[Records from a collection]
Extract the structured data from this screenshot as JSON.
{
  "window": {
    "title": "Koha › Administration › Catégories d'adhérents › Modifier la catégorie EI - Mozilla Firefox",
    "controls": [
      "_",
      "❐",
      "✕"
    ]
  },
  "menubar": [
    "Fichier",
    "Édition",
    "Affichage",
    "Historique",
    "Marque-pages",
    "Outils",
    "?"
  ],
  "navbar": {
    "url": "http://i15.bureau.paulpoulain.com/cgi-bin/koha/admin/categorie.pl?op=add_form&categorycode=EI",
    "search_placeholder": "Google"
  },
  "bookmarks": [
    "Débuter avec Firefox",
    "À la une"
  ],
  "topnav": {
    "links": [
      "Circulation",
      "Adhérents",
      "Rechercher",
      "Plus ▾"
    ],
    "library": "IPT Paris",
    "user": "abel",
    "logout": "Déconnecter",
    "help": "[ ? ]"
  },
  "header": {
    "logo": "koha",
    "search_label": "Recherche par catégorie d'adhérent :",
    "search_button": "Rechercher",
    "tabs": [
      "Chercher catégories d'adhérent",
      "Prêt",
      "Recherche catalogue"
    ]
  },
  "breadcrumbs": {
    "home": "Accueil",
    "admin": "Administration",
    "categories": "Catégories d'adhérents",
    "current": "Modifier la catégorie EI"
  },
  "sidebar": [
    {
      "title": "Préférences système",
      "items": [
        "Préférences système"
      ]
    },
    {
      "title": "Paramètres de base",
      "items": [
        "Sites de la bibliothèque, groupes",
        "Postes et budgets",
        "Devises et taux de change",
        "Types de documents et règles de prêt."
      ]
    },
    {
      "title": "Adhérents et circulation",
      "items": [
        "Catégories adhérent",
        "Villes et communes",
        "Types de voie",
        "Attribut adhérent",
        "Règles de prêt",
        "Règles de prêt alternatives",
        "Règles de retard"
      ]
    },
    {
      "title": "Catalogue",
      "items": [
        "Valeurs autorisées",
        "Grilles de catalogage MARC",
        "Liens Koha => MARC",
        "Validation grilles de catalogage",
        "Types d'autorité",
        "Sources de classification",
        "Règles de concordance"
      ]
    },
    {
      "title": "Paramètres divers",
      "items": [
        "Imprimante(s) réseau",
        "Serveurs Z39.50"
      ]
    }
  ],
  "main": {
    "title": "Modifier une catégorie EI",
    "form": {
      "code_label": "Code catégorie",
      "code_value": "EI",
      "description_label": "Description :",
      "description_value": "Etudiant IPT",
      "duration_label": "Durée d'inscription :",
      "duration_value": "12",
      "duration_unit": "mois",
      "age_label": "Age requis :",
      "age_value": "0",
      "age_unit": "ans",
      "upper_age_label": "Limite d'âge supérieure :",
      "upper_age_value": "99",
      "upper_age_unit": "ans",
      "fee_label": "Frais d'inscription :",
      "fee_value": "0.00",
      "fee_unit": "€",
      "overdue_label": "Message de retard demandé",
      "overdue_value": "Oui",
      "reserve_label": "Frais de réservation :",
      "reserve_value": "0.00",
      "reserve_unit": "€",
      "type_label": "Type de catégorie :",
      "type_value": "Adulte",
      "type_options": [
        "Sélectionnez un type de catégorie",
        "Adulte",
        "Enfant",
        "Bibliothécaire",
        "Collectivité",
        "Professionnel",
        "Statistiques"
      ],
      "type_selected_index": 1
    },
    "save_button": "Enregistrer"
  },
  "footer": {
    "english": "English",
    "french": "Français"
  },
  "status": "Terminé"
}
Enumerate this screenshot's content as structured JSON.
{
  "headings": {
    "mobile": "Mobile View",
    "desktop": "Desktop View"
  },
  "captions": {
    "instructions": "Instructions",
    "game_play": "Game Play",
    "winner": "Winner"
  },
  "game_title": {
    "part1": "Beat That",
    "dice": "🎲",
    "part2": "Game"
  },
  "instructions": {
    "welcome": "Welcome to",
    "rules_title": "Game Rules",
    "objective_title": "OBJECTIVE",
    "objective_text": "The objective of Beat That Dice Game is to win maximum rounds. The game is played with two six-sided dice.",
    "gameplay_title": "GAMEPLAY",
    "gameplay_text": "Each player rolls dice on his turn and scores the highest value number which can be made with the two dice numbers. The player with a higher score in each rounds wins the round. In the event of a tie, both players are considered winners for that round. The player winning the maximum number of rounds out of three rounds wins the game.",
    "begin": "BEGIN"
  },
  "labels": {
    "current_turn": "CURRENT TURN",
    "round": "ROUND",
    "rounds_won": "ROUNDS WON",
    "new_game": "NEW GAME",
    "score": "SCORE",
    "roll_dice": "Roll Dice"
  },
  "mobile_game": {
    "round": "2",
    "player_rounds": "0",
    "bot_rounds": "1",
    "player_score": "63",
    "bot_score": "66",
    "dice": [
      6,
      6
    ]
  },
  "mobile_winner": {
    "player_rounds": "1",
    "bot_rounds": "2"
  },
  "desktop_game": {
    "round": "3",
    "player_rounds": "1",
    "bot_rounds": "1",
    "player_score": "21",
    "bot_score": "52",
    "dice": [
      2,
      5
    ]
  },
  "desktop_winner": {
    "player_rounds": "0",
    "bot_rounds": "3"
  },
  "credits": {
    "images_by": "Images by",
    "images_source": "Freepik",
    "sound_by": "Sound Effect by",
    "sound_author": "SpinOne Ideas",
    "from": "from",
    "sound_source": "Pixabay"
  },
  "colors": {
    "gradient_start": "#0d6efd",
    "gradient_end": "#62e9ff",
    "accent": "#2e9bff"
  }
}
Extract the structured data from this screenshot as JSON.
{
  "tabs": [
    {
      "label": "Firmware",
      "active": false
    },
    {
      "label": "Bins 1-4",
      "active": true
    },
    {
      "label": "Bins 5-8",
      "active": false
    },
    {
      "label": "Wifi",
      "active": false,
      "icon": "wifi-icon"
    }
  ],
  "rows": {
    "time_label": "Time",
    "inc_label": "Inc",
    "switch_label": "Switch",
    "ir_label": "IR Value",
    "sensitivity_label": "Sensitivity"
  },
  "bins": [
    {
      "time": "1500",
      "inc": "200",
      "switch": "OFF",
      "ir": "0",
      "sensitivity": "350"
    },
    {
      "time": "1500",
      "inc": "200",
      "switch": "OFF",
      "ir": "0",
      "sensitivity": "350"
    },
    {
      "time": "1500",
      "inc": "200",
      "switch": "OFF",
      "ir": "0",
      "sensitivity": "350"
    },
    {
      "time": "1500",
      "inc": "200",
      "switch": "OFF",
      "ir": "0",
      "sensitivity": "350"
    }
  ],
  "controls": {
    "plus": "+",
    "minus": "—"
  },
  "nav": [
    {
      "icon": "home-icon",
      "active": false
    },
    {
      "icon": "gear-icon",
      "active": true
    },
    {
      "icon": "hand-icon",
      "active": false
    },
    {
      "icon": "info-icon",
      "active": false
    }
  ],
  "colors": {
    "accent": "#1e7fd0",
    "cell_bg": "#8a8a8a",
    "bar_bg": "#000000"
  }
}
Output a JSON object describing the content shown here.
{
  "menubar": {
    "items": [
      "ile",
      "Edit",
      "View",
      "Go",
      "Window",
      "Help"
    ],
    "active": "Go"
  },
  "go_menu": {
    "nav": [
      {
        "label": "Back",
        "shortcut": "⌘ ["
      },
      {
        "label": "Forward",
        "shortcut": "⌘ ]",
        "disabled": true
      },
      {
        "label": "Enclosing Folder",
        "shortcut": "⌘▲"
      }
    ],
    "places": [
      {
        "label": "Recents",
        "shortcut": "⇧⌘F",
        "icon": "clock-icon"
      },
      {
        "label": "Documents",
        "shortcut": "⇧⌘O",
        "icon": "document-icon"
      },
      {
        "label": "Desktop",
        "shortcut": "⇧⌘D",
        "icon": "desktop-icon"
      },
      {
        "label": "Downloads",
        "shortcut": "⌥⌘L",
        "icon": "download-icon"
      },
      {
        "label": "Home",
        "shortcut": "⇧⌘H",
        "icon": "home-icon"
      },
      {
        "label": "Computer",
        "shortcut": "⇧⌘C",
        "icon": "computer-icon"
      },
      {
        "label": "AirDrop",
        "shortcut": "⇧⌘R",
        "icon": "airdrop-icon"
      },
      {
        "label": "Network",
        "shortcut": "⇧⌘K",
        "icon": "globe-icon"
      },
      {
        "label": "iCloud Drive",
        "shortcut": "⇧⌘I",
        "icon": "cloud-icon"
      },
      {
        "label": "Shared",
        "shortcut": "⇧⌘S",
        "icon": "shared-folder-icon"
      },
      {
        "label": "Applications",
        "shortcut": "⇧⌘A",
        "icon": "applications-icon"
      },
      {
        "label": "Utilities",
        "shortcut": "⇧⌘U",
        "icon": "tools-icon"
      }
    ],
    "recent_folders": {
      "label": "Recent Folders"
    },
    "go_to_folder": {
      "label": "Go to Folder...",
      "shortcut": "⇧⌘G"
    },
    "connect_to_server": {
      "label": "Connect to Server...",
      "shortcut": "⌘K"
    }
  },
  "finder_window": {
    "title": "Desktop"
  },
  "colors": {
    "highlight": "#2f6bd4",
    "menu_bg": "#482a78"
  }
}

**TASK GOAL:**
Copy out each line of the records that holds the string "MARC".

**ANSWER TO THE PROBLEM:**
        "Grilles de catalogage MARC",
        "Liens Koha => MARC",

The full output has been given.